> _Extracted material_:
▼

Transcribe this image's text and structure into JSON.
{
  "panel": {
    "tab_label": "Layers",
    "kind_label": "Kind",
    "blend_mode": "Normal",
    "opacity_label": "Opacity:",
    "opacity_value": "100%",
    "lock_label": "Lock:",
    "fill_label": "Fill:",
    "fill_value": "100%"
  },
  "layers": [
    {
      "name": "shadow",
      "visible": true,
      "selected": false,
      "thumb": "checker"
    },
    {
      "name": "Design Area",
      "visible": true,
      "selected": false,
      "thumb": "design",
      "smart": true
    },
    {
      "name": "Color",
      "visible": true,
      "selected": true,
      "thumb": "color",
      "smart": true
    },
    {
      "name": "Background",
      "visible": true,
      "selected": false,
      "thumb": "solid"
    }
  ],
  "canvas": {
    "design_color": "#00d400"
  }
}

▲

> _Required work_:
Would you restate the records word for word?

> _Task output_:
Transcribe this image's text and structure into JSON.
{
  "panel": {
    "tab_label": "Layers",
    "kind_label": "Kind",
    "blend_mode": "Normal",
    "opacity_label": "Opacity:",
    "opacity_value": "100%",
    "lock_label": "Lock:",
    "fill_label": "Fill:",
    "fill_value": "100%"
  },
  "layers": [
    {
      "name": "shadow",
      "visible": true,
      "selected": false,
      "thumb": "checker"
    },
    {
      "name": "Design Area",
      "visible": true,
      "selected": false,
      "thumb": "design",
      "smart": true
    },
    {
      "name": "Color",
      "visible": true,
      "selected": true,
      "thumb": "color",
      "smart": true
    },
    {
      "name": "Background",
      "visible": true,
      "selected": false,
      "thumb": "solid"
    }
  ],
  "canvas": {
    "design_color": "#00d400"
  }
}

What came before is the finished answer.